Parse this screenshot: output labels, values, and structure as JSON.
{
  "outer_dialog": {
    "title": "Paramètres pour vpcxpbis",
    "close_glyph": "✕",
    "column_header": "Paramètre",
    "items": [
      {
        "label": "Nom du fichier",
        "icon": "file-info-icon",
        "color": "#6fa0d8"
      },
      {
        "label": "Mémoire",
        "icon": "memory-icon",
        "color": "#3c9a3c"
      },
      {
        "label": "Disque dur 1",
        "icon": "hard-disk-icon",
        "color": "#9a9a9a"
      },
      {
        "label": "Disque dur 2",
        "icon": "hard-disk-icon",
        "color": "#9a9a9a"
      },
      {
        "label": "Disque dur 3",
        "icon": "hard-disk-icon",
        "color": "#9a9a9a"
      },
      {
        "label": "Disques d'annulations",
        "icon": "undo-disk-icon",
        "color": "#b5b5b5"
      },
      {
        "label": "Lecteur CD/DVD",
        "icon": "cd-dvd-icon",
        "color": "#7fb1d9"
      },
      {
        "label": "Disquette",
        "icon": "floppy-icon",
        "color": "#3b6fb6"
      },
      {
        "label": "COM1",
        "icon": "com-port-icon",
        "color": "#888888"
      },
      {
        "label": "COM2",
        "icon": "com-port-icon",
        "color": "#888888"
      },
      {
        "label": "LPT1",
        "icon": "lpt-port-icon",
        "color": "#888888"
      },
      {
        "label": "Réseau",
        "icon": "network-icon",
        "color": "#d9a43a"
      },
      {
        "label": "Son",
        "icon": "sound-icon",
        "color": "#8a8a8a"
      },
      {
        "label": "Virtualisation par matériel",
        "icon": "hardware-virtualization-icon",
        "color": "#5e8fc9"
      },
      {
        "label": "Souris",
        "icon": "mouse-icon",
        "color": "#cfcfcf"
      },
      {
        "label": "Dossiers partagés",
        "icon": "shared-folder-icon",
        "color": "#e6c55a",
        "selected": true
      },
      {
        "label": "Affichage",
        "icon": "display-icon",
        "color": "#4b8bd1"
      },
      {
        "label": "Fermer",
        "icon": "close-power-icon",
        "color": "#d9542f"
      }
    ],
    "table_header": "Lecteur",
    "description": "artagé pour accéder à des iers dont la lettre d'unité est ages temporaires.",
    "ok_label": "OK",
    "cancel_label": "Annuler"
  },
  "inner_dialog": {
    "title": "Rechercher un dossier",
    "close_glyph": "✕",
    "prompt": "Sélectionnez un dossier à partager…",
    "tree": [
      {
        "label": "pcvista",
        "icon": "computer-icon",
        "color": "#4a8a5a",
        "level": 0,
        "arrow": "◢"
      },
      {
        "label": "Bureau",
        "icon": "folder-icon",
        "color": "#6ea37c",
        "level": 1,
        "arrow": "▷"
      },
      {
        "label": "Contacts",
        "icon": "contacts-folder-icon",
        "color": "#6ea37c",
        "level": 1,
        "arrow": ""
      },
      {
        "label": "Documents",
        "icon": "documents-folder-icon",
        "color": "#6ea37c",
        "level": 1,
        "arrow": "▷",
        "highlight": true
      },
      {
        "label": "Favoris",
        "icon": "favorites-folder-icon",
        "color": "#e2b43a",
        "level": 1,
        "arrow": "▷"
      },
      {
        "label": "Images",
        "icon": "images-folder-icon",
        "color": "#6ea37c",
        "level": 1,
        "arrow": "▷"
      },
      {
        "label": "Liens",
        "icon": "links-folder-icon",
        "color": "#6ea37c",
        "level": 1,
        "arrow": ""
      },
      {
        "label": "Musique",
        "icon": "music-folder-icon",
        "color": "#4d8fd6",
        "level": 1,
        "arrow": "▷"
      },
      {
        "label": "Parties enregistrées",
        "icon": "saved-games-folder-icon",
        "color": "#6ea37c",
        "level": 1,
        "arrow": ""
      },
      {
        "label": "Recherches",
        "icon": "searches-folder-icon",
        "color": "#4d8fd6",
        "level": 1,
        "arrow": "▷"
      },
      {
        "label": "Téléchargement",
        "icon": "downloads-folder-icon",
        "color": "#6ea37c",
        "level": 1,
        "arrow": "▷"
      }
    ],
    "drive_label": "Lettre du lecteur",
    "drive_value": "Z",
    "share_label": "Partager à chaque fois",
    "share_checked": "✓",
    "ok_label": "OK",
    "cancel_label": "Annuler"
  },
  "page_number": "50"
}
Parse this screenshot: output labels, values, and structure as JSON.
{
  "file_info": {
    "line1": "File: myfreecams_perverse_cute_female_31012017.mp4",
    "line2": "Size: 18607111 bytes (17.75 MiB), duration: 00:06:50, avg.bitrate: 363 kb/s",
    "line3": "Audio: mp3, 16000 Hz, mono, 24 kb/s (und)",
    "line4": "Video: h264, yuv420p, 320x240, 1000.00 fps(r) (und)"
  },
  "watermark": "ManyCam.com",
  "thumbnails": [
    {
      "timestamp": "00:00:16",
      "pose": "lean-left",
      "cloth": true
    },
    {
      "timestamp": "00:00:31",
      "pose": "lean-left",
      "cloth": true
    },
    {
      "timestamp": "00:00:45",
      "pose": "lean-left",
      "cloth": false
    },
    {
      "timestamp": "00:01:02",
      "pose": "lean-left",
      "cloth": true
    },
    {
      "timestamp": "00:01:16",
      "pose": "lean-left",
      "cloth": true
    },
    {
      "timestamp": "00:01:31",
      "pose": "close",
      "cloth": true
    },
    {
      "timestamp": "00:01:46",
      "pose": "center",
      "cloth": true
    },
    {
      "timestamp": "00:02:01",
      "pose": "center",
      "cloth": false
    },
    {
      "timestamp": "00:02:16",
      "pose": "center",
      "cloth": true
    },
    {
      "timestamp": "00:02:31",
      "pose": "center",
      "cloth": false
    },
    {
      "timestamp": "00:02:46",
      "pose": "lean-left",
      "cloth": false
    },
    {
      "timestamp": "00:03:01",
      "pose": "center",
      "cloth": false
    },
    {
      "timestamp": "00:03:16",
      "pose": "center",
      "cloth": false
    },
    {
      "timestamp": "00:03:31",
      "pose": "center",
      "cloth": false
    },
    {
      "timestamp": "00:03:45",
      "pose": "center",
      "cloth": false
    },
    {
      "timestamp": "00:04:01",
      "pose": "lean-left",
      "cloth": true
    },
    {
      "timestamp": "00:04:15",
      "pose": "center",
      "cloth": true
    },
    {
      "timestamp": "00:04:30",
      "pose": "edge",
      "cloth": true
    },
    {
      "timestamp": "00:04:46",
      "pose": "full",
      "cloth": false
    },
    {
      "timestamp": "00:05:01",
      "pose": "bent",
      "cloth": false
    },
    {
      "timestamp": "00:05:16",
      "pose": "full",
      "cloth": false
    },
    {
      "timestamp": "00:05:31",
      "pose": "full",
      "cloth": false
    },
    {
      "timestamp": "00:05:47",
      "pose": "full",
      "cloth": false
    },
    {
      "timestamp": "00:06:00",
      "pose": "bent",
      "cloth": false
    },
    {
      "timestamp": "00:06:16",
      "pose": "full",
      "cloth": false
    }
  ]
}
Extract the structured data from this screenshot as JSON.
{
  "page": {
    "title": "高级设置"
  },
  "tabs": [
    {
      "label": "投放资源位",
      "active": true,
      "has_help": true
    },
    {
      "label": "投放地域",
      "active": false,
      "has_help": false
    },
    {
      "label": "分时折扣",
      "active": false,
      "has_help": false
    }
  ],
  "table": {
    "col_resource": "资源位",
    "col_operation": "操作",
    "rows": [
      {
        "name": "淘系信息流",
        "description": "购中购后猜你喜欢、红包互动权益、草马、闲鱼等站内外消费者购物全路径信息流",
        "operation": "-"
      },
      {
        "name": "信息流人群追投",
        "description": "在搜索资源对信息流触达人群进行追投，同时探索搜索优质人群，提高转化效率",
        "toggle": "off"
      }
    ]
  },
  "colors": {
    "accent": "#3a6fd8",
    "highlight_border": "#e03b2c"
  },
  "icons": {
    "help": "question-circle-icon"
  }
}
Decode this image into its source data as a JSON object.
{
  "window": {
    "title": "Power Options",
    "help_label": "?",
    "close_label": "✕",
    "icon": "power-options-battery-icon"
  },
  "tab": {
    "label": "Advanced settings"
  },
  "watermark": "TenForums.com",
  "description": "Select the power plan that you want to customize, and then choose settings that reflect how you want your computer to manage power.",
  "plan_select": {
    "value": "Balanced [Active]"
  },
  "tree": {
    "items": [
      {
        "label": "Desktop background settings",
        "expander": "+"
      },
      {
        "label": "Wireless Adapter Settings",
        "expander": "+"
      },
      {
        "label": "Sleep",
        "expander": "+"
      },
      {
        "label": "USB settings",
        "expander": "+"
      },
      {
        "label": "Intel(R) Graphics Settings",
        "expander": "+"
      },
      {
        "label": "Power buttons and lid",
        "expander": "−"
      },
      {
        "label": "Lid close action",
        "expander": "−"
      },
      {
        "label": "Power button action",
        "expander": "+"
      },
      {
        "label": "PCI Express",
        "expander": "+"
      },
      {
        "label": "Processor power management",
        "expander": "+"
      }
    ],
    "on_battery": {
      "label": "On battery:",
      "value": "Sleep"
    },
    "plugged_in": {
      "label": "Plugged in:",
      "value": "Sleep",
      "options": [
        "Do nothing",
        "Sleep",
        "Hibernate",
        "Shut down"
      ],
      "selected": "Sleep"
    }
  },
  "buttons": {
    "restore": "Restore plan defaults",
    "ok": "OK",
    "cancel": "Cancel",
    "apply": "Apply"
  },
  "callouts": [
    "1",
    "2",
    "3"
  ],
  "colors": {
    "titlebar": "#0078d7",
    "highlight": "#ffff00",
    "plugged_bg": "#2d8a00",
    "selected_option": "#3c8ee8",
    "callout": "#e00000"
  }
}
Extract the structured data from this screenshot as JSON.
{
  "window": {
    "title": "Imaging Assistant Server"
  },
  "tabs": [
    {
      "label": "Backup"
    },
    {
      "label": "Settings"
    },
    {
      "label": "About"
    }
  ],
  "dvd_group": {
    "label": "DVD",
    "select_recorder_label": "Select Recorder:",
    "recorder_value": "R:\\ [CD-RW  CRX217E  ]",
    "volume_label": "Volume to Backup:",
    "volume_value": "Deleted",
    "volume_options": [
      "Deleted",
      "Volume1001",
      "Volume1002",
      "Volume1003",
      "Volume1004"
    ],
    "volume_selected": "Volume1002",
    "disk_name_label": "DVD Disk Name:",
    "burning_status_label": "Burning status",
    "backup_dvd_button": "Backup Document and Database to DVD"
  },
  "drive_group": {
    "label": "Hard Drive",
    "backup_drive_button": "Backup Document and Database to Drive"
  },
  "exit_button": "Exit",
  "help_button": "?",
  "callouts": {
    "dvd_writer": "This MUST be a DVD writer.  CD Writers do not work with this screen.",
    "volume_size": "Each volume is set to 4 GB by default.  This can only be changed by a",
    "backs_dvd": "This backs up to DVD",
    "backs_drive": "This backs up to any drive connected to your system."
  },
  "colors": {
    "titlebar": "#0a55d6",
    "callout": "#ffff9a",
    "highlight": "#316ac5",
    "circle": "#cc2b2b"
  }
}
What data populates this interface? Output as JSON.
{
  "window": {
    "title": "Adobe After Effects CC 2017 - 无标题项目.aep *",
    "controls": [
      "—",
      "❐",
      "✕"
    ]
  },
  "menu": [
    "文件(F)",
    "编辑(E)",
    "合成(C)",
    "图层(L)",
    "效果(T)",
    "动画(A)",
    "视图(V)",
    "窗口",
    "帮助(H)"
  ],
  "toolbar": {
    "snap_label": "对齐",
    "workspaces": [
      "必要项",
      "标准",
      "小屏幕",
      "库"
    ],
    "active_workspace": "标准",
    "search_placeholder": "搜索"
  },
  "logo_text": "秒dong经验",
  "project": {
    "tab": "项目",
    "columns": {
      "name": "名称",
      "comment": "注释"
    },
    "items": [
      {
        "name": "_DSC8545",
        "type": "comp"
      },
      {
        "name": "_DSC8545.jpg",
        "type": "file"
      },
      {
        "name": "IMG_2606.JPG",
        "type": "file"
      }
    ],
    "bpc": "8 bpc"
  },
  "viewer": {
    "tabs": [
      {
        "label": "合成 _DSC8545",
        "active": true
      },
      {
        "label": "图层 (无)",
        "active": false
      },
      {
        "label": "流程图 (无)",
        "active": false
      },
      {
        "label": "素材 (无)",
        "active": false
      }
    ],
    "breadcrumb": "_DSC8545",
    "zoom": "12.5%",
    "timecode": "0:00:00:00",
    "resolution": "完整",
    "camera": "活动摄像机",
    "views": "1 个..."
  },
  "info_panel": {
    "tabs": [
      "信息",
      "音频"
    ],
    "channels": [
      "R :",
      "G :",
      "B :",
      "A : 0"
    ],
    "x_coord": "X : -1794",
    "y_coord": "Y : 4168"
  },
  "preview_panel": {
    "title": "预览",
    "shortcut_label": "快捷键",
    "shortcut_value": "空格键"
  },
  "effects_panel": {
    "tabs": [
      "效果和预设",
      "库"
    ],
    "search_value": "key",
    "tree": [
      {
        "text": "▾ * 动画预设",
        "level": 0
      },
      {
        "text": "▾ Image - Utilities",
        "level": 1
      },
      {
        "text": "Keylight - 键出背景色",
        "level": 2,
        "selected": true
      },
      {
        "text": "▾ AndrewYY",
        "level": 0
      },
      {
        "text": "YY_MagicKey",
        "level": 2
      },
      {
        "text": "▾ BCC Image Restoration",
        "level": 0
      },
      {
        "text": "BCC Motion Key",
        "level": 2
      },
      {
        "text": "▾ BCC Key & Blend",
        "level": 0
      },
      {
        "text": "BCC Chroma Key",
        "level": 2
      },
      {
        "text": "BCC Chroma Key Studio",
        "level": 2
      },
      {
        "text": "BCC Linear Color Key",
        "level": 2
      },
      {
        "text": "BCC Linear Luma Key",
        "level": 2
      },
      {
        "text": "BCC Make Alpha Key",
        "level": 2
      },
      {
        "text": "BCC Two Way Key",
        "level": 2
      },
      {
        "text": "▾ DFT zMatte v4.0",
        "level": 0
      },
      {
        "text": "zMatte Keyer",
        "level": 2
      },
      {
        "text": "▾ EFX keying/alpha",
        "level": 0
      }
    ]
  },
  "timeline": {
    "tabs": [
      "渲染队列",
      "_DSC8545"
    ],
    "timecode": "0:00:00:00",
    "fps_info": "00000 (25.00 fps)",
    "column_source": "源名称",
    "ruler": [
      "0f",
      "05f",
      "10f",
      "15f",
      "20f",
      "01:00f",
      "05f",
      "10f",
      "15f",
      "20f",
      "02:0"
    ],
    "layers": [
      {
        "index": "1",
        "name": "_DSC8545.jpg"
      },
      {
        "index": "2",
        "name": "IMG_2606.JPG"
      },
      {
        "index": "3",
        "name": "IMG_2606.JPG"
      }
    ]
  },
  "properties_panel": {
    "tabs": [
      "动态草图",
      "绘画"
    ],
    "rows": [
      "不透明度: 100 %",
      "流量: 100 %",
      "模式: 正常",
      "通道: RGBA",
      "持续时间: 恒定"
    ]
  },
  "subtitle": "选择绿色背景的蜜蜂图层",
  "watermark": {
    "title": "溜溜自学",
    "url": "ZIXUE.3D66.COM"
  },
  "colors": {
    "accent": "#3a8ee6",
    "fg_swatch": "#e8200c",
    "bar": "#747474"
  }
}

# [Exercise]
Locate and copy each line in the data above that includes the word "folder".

# [Your solution]
        "icon": "shared-folder-icon",
        "icon": "folder-icon",
        "icon": "contacts-folder-icon",
        "icon": "documents-folder-icon",
        "icon": "favorites-folder-icon",
        "icon": "images-folder-icon",
        "icon": "links-folder-icon",
        "icon": "music-folder-icon",
        "icon": "saved-games-folder-icon",
        "icon": "searches-folder-icon",
        "icon": "downloads-folder-icon",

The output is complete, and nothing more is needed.